Land management practices such as domestic animal grazing can alter plant communities via changes in soil structure and chemistry, species composition, and plant nutrient content. These changes can affect the

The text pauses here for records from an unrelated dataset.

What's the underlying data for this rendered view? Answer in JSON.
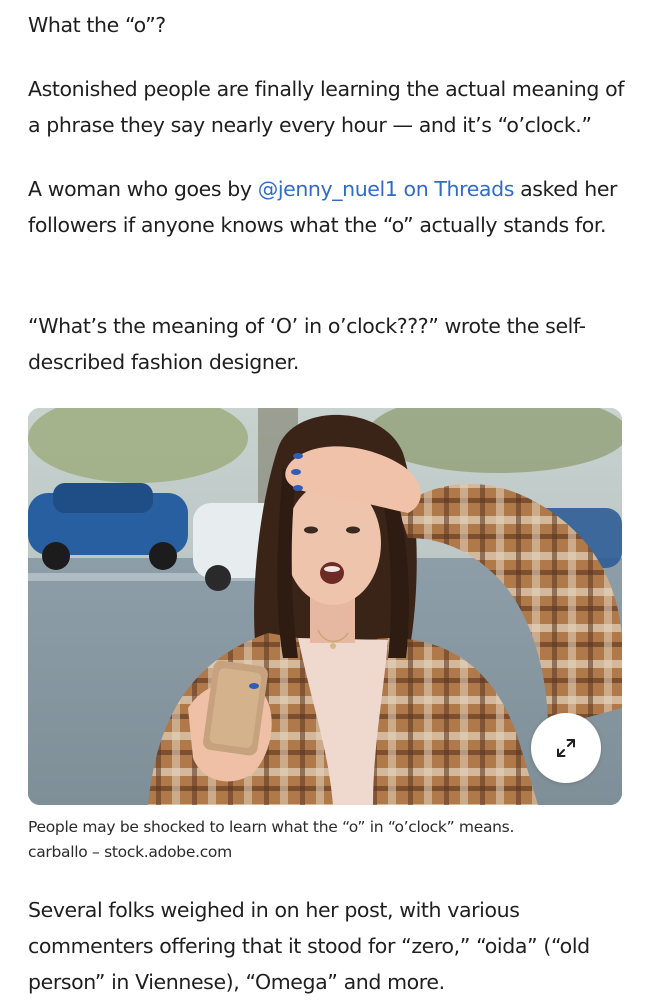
{
  "article": {
    "para1": "What the “o”?",
    "para2": "Astonished people are finally learning the actual meaning of a phrase they say nearly every hour — and it’s “o’clock.”",
    "para3_before": "A woman who goes by ",
    "para3_link": "@jenny_nuel1 on Threads",
    "para3_after": " asked her followers if anyone knows what the “o” actually stands for.",
    "para4": "“What’s the meaning of ‘O’ in o’clock???” wrote the self-described fashion designer.",
    "para5": "Several folks weighed in on her post, with various commenters offering that it stood for “zero,” “oida” (“old person” in Viennese), “Omega” and more."
  },
  "figure": {
    "caption": "People may be shocked to learn what the “o” in “o’clock” means.",
    "credit": "carballo – stock.adobe.com",
    "expand_icon": "expand-arrows-icon"
  },
  "colors": {
    "link": "#2f6cc9",
    "text": "#1f1f1f"
  }
}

Land management practices such as domestic animal grazing can alter plant communities via changes in soil structure and chemistry, species composition, and plant nutrient content. These changes can affect the abundance and quality of plants consumed by insect herbivores with consequent changes in population dynamics. These population changes can translate to massive crop damage and pest control costs. My dissertation focused on Oedaleus asiaticus, a dominant Asian locust, and had three main objectives. First, I identified morphological, physiological, and behavioral characteristics of the migratory ("brown") and non-migratory ("green") phenotypes. I found that brown morphs had longer wings, larger thoraxes and higher metabolic rates compared to green morphs, suggesting that developmental plasticity allows greater migratory capacity in the brown morph of this locust. Second, I tested the hypothesis of a causal link between livestock overgrazing and an increase in migratory swarms of O. asiaticus. Current paradigms generally assume that increased plant nitrogen (N) should enhance herbivore performance by relieving protein-limitation, increasing herbivorous insect populations. I showed, in contrast to this scenario, that host plant N-enrichment and high protein artificial diets decreased the size and viability of O. asiaticus. Plant N content was lowest and locust abundance highest in heavily livestock-grazed fields where soils were N-depleted, likely due to enhanced erosion and leaching. These results suggest that heavy livestock grazing promotes outbreaks of this locust by reducing plant protein content. Third, I tested for the influence of dietary imbalance, in conjunction with high population density, on migratory plasticity. While high population density has clearly been shown to induce the migratory morph in several locusts, the effect of diet has been unclear. I found that locusts reared at high population density and fed unfertilized plants (i.e. high quality plants for O. asiaticus) had the greatest migratory capacity, and maintained a high percent of brown locusts. These results did not support the hypothesis that poor-quality resources increased expression of migratory phenotypes. This highlights a need to develop new theoretical frameworks for predicting how environmental factors will regulate migratory plasticity in locusts and perhaps other insects.

Contributors

Agent

Created

Date Created
  • 2012